In 2019, as per the Indian Express, an eviction drive by the Mumbai Metropolitan Region Development Authority (MMRDA) where most of the people who belonged to Pardhi tribe were evicted from underneath the Amar Mahal Flyover where they lived for almost 20 years. They do not have proper homes but built a small community within that area and their mode of living was through sanitation work, daily wage labour such as making flower garlands, etc. The MMRDA did not just evict them from their homes but under the pretense of getting rid of garbage, they burned down their personal belongings, food, school supplies and most of all, their government authorised identity cards (which they had already attained after a lot of struggle). The issues of representation can be evidently noticed in this particular instance where Pardhi, being a part of the DBA sections, was illegally evicted from their own community without taking into consideration the aftermath of the displacement, especially with the scarcity and low-maintenance of shelter homes.
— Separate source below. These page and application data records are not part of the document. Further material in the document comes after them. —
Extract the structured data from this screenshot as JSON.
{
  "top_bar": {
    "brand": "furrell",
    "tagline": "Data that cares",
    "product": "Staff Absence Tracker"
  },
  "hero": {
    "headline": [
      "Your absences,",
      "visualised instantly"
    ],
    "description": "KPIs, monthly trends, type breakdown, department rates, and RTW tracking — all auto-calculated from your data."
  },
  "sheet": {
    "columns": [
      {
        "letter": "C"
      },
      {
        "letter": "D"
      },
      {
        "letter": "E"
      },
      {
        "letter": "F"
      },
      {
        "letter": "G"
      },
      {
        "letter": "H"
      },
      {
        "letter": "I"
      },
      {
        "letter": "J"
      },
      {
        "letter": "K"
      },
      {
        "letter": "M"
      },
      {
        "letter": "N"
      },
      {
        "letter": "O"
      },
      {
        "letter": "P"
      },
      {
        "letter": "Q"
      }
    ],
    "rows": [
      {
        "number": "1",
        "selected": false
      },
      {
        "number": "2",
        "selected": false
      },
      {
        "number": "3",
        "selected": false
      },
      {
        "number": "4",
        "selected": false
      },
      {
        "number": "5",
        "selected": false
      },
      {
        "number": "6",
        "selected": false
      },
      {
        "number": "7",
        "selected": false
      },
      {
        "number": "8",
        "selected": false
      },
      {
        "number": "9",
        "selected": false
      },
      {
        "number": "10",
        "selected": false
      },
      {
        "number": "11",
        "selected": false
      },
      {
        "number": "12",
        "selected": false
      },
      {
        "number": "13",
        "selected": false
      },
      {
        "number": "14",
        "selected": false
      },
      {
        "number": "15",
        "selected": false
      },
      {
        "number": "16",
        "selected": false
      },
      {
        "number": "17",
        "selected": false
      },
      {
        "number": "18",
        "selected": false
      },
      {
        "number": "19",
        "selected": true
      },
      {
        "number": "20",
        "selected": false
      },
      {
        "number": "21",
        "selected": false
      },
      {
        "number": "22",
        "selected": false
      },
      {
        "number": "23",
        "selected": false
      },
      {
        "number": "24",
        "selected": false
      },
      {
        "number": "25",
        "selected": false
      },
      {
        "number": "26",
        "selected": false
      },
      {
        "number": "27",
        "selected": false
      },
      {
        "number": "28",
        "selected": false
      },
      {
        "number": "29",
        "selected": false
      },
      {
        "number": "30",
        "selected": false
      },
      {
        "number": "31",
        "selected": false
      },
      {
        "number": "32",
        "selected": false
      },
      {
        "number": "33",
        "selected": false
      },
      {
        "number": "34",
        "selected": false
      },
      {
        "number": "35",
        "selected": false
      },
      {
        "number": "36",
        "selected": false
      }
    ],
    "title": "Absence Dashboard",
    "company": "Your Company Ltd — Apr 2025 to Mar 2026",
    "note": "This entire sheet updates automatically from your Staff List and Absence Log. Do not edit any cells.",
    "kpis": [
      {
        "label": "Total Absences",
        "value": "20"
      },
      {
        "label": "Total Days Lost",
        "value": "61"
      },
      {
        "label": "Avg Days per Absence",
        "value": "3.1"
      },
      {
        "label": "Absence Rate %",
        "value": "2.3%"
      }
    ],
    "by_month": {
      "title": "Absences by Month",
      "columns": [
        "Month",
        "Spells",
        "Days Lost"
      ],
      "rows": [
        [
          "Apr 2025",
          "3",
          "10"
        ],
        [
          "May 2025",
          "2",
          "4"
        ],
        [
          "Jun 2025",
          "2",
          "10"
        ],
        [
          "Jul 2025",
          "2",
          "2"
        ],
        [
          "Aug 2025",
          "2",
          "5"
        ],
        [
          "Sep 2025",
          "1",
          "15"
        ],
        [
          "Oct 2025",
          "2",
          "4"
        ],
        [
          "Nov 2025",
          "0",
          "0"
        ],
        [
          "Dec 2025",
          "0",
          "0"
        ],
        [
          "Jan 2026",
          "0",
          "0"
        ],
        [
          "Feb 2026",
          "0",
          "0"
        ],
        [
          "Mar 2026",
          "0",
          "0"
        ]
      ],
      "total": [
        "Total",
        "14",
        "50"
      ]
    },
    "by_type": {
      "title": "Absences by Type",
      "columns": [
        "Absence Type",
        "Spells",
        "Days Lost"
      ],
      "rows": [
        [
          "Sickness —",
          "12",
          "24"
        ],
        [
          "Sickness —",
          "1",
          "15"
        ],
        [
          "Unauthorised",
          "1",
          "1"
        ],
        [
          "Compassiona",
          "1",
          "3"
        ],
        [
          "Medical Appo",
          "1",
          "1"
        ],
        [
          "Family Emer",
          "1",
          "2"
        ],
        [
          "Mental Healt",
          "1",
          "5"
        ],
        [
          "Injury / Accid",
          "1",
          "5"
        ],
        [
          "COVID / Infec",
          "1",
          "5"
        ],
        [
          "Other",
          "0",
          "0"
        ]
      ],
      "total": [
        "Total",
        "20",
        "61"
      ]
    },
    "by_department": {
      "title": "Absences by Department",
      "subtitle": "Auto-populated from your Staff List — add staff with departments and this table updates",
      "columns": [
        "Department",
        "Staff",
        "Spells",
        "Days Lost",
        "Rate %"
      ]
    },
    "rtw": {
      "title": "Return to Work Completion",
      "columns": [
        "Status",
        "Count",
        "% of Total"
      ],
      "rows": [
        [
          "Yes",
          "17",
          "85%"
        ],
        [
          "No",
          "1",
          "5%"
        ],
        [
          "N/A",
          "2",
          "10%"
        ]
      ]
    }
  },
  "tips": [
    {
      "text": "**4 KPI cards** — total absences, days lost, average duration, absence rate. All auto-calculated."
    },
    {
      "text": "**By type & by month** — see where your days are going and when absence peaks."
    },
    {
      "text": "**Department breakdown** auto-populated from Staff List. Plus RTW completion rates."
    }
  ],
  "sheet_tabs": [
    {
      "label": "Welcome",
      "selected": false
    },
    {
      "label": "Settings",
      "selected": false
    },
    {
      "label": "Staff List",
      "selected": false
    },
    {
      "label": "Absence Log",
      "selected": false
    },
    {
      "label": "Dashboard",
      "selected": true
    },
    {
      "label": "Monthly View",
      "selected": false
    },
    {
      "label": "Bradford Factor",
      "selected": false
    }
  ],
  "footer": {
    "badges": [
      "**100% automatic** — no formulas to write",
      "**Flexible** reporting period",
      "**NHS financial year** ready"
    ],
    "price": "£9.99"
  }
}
The Central Government as well as the State Government of Mumbai have failed to build proper shelter homes that can accommodate a decent number of people and due to such negligence there are so many people on the streets, helpless and ‘begging’ for survival.
Another important issue is the ‘Bombay Prevention of Begging Act’ which basically looks at homelessness as a criminal offence. Under this Act, many homeless people who use begging as their only option for sustenance are often arrested and mistreated. Initially the law was passed to keep the streets clear off the homeless people and also to make the masses believe that the government is providing proper food and lodging for people on the streets. It was a strategy used by the government to make the city of Mumbai look poverty-free. Movies like Slumdog Millionaire portrayed the issues of homelessness with ‘beggar rackets’ whereas the truth is that, majority of the people on the streets are deprived of basic necessities – no food, no shelter, no proper clothes. Hence, begging becomes their way of earning a living.
Homelessness is one of the biggest issues of this country that needs immediate attention. The Census 2011 states that there are 1.77 million homeless people in India that comes around to about 449,761 homeless households/families. Issues pertaining to poverty and homelessness, especially in the light of the atrocious Bombay Prevention of Begging Act, require to be revisited. Especially because it is socially unethical of the privileged to be completely oblivious towards the existence of people who don’t even have the basic minimum. The Bombay Prevention of Begging Act is discriminatory, casteist and classist. It takes away the agency of the people in poverty and snatches away the only means of dignified earning, like selling roses or pens on the street in return for some basic survival necessities. It penalises people for trying to earn a living without actually providing them rehabilitation or alternative forms of employment.
The Act dehumanises people in the lowest strata of the society whereas our duty should be to uplift them while making them feel seen and acknowledged. Begging is not a crime but a way of living for the ones who are struggling to survive each day.
Debosmita is a cat parent and a fierce intersectional feminist with a Master’s degree in English and Communication Studies. Currently stumbling through life while obsessing over Peri Peri Fries and trying to smash patriarchy one step at a time. She can be found on Instagram.
Featured image source: Hindustan Times